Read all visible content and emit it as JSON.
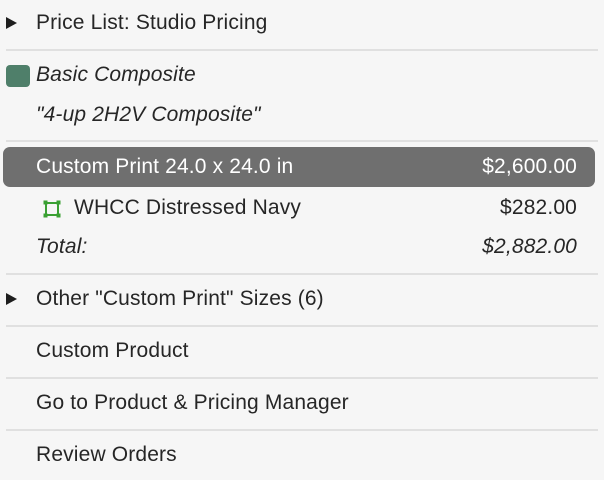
{
  "menu": {
    "price_list_label": "Price List: Studio Pricing",
    "composite_name": "Basic Composite",
    "composite_template": "\"4-up 2H2V Composite\"",
    "selected_item": {
      "label": "Custom Print 24.0 x 24.0 in",
      "price": "$2,600.00"
    },
    "addon_item": {
      "icon": "frame-icon",
      "label": "WHCC Distressed Navy",
      "price": "$282.00"
    },
    "total": {
      "label": "Total:",
      "price": "$2,882.00"
    },
    "other_sizes_label": "Other \"Custom Print\" Sizes (6)",
    "custom_product_label": "Custom Product",
    "pricing_manager_label": "Go to Product & Pricing Manager",
    "review_orders_label": "Review Orders"
  },
  "colors": {
    "highlight": "#6f6f6f",
    "swatch": "#4f7f6a",
    "frame_icon": "#3aa033"
  }
}
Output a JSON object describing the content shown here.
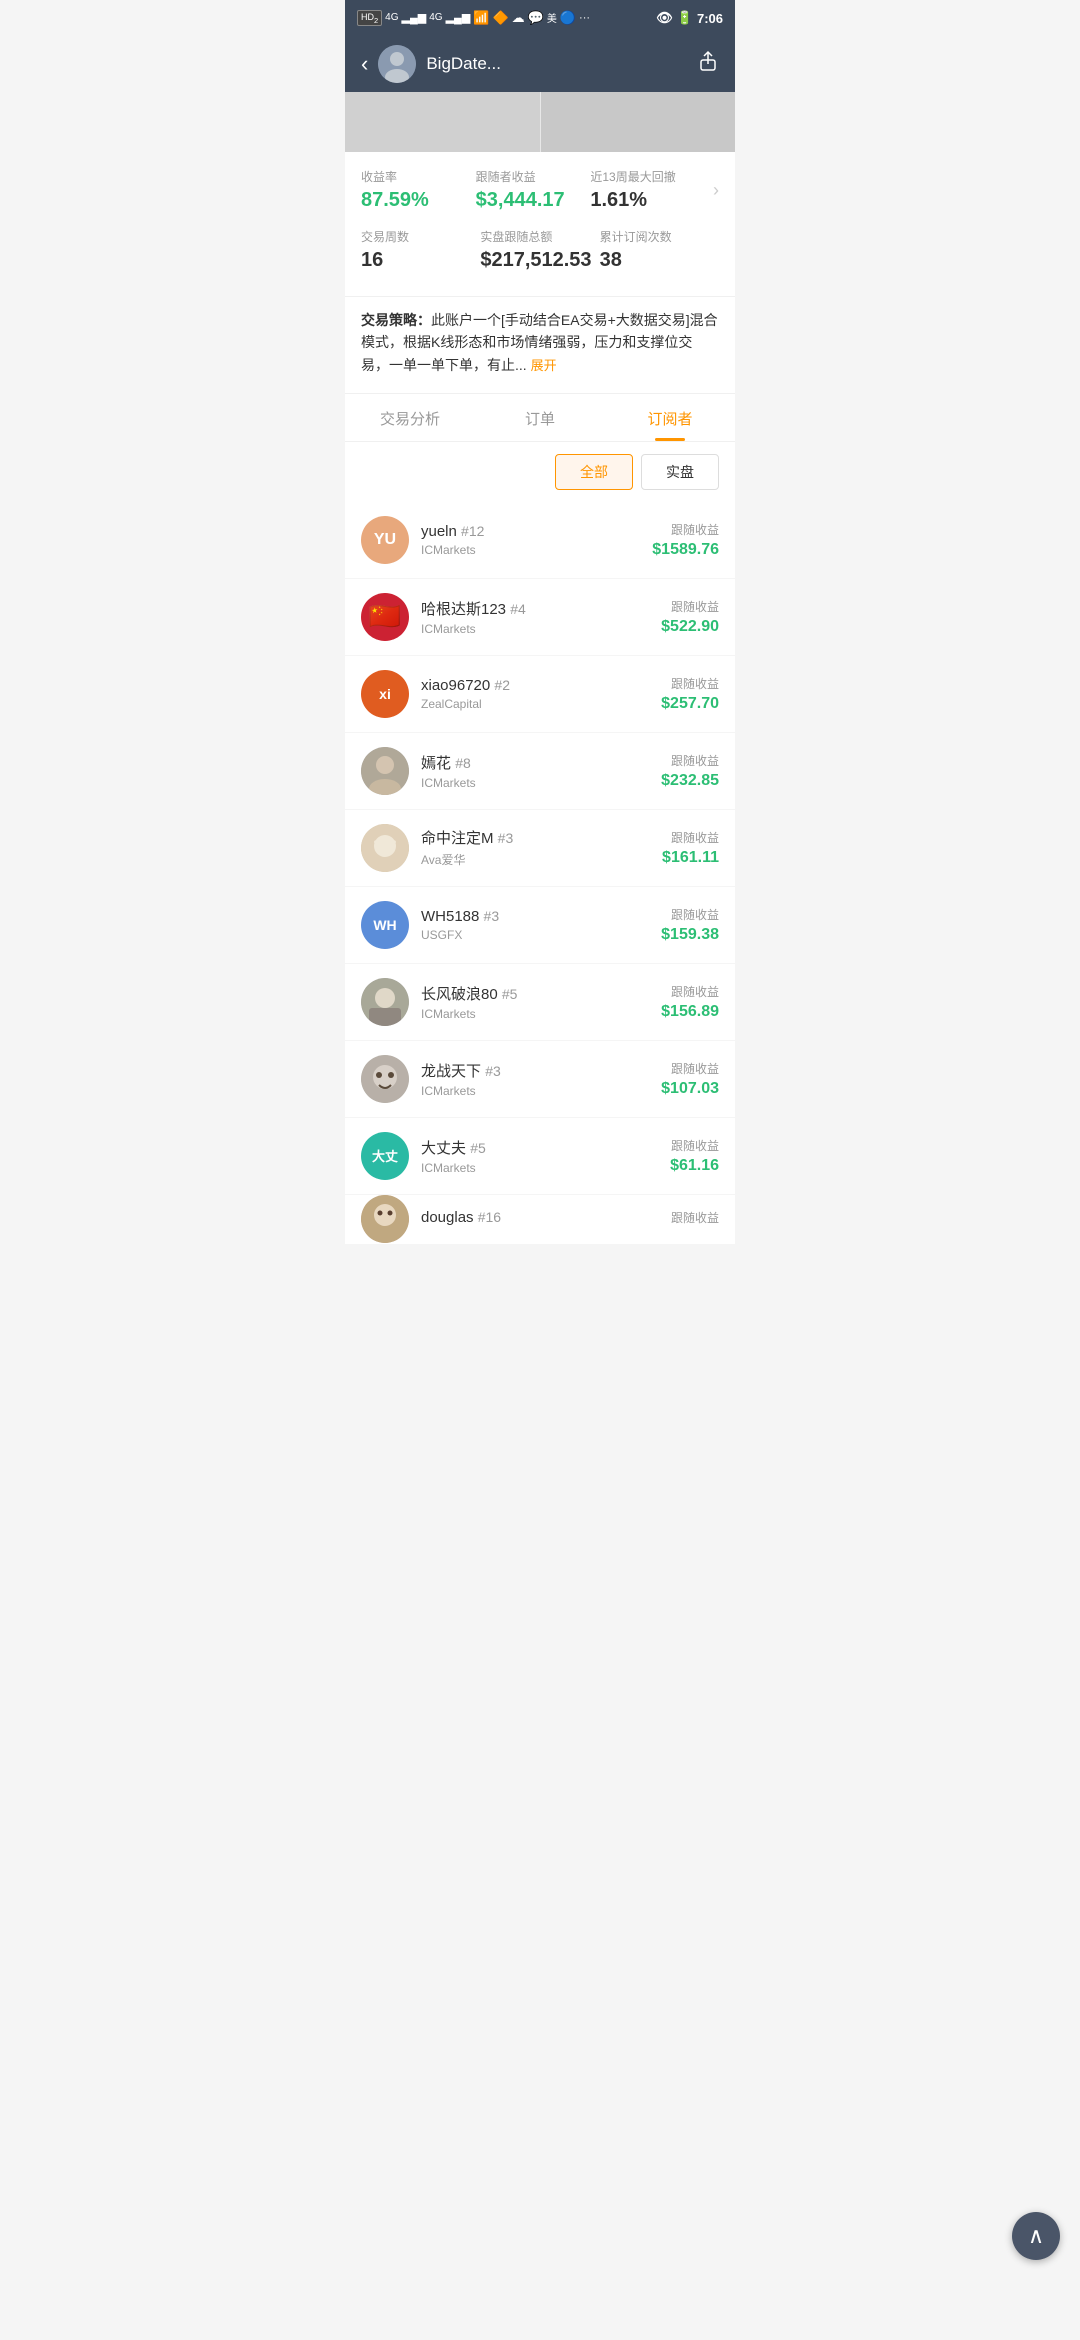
{
  "statusBar": {
    "left": "HD₂ 4G ᵒᵒ 4G",
    "time": "7:06",
    "battery": "■"
  },
  "header": {
    "title": "BigDate...",
    "backLabel": "‹",
    "shareIcon": "⬆"
  },
  "stats": {
    "row1": [
      {
        "label": "收益率",
        "value": "87.59%",
        "color": "green"
      },
      {
        "label": "跟随者收益",
        "value": "$3,444.17",
        "color": "green"
      },
      {
        "label": "近13周最大回撤",
        "value": "1.61%",
        "color": "black"
      }
    ],
    "row2": [
      {
        "label": "交易周数",
        "value": "16",
        "color": "black"
      },
      {
        "label": "实盘跟随总额",
        "value": "$217,512.53",
        "color": "black"
      },
      {
        "label": "累计订阅次数",
        "value": "38",
        "color": "black"
      }
    ]
  },
  "strategy": {
    "prefix": "交易策略：",
    "text": "此账户一个[手动结合EA交易+大数据交易]混合模式，根据K线形态和市场情绪强弱，压力和支撑位交易，一单一单下单，有止...",
    "expandLabel": "展开"
  },
  "tabs": [
    {
      "id": "analysis",
      "label": "交易分析",
      "active": false
    },
    {
      "id": "orders",
      "label": "订单",
      "active": false
    },
    {
      "id": "subscribers",
      "label": "订阅者",
      "active": true
    }
  ],
  "filters": [
    {
      "id": "all",
      "label": "全部",
      "active": true
    },
    {
      "id": "real",
      "label": "实盘",
      "active": false
    }
  ],
  "subscribers": [
    {
      "id": 1,
      "name": "yueln",
      "rank": "#12",
      "broker": "ICMarkets",
      "earningsLabel": "跟随收益",
      "earnings": "$1589.76",
      "avatarText": "YU",
      "avatarBg": "#e8a87c",
      "avatarType": "text"
    },
    {
      "id": 2,
      "name": "哈根达斯123",
      "rank": "#4",
      "broker": "ICMarkets",
      "earningsLabel": "跟随收益",
      "earnings": "$522.90",
      "avatarText": "🇨🇳",
      "avatarBg": "#cc2233",
      "avatarType": "flag"
    },
    {
      "id": 3,
      "name": "xiao96720",
      "rank": "#2",
      "broker": "ZealCapital",
      "earningsLabel": "跟随收益",
      "earnings": "$257.70",
      "avatarText": "xi",
      "avatarBg": "#e05c20",
      "avatarType": "text"
    },
    {
      "id": 4,
      "name": "嫣花",
      "rank": "#8",
      "broker": "ICMarkets",
      "earningsLabel": "跟随收益",
      "earnings": "$232.85",
      "avatarText": "🌸",
      "avatarBg": "#9a9a9a",
      "avatarType": "photo"
    },
    {
      "id": 5,
      "name": "命中注定M",
      "rank": "#3",
      "broker": "Ava爱华",
      "earningsLabel": "跟随收益",
      "earnings": "$161.11",
      "avatarText": "👶",
      "avatarBg": "#c0b090",
      "avatarType": "photo"
    },
    {
      "id": 6,
      "name": "WH5188",
      "rank": "#3",
      "broker": "USGFX",
      "earningsLabel": "跟随收益",
      "earnings": "$159.38",
      "avatarText": "WH",
      "avatarBg": "#5b8dd9",
      "avatarType": "text"
    },
    {
      "id": 7,
      "name": "长风破浪80",
      "rank": "#5",
      "broker": "ICMarkets",
      "earningsLabel": "跟随收益",
      "earnings": "$156.89",
      "avatarText": "🐶",
      "avatarBg": "#a0a0a0",
      "avatarType": "photo"
    },
    {
      "id": 8,
      "name": "龙战天下",
      "rank": "#3",
      "broker": "ICMarkets",
      "earningsLabel": "跟随收益",
      "earnings": "$107.03",
      "avatarText": "🐕",
      "avatarBg": "#b0b0b0",
      "avatarType": "photo"
    },
    {
      "id": 9,
      "name": "大丈夫",
      "rank": "#5",
      "broker": "ICMarkets",
      "earningsLabel": "跟随收益",
      "earnings": "$61.16",
      "avatarText": "大丈",
      "avatarBg": "#2abaa4",
      "avatarType": "text"
    },
    {
      "id": 10,
      "name": "douglas",
      "rank": "#16",
      "broker": "",
      "earningsLabel": "跟随收益",
      "earnings": "",
      "avatarText": "🐻",
      "avatarBg": "#c0a080",
      "avatarType": "photo",
      "partial": true
    }
  ],
  "scrollTopBtn": "∧"
}
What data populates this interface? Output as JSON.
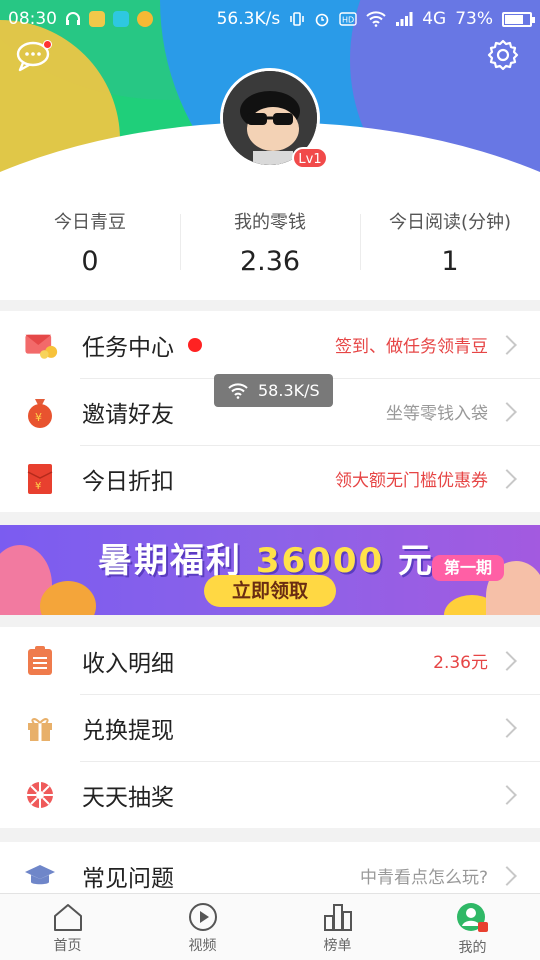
{
  "status_bar": {
    "time": "08:30",
    "speed": "56.3K/s",
    "network": "4G",
    "battery": "73%"
  },
  "profile": {
    "level": "Lv1"
  },
  "stats": [
    {
      "label": "今日青豆",
      "value": "0"
    },
    {
      "label": "我的零钱",
      "value": "2.36"
    },
    {
      "label": "今日阅读(分钟)",
      "value": "1"
    }
  ],
  "section1": [
    {
      "label": "任务中心",
      "hint": "签到、做任务领青豆",
      "icon": "task-center-icon"
    },
    {
      "label": "邀请好友",
      "hint": "坐等零钱入袋",
      "icon": "money-bag-icon"
    },
    {
      "label": "今日折扣",
      "hint": "领大额无门槛优惠券",
      "icon": "red-envelope-icon"
    }
  ],
  "banner": {
    "title_part1": "暑期福利",
    "title_number": "36000",
    "title_part2": "元",
    "tag": "第一期",
    "cta": "立即领取"
  },
  "section2": [
    {
      "label": "收入明细",
      "hint": "2.36元",
      "icon": "income-list-icon"
    },
    {
      "label": "兑换提现",
      "hint": "",
      "icon": "gift-icon"
    },
    {
      "label": "天天抽奖",
      "hint": "",
      "icon": "lottery-wheel-icon"
    }
  ],
  "section3": [
    {
      "label": "常见问题",
      "hint": "中青看点怎么玩?",
      "icon": "graduation-cap-icon"
    }
  ],
  "toast": {
    "text": "58.3K/S"
  },
  "tabbar": [
    {
      "label": "首页",
      "icon": "home-icon"
    },
    {
      "label": "视频",
      "icon": "play-icon"
    },
    {
      "label": "榜单",
      "icon": "ranking-icon"
    },
    {
      "label": "我的",
      "icon": "profile-icon"
    }
  ],
  "colors": {
    "accent_red": "#e64545",
    "header_green": "#1fcf7a",
    "header_blue": "#2a9be8"
  }
}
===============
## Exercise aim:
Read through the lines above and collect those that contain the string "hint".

## Response to this exercise:
      "hint": "签到、做任务领青豆",
      "hint": "坐等零钱入袋",
      "hint": "领大额无门槛优惠券",
      "hint": "2.36元",
      "hint": "",
      "hint": "",
      "hint": "中青看点怎么玩?",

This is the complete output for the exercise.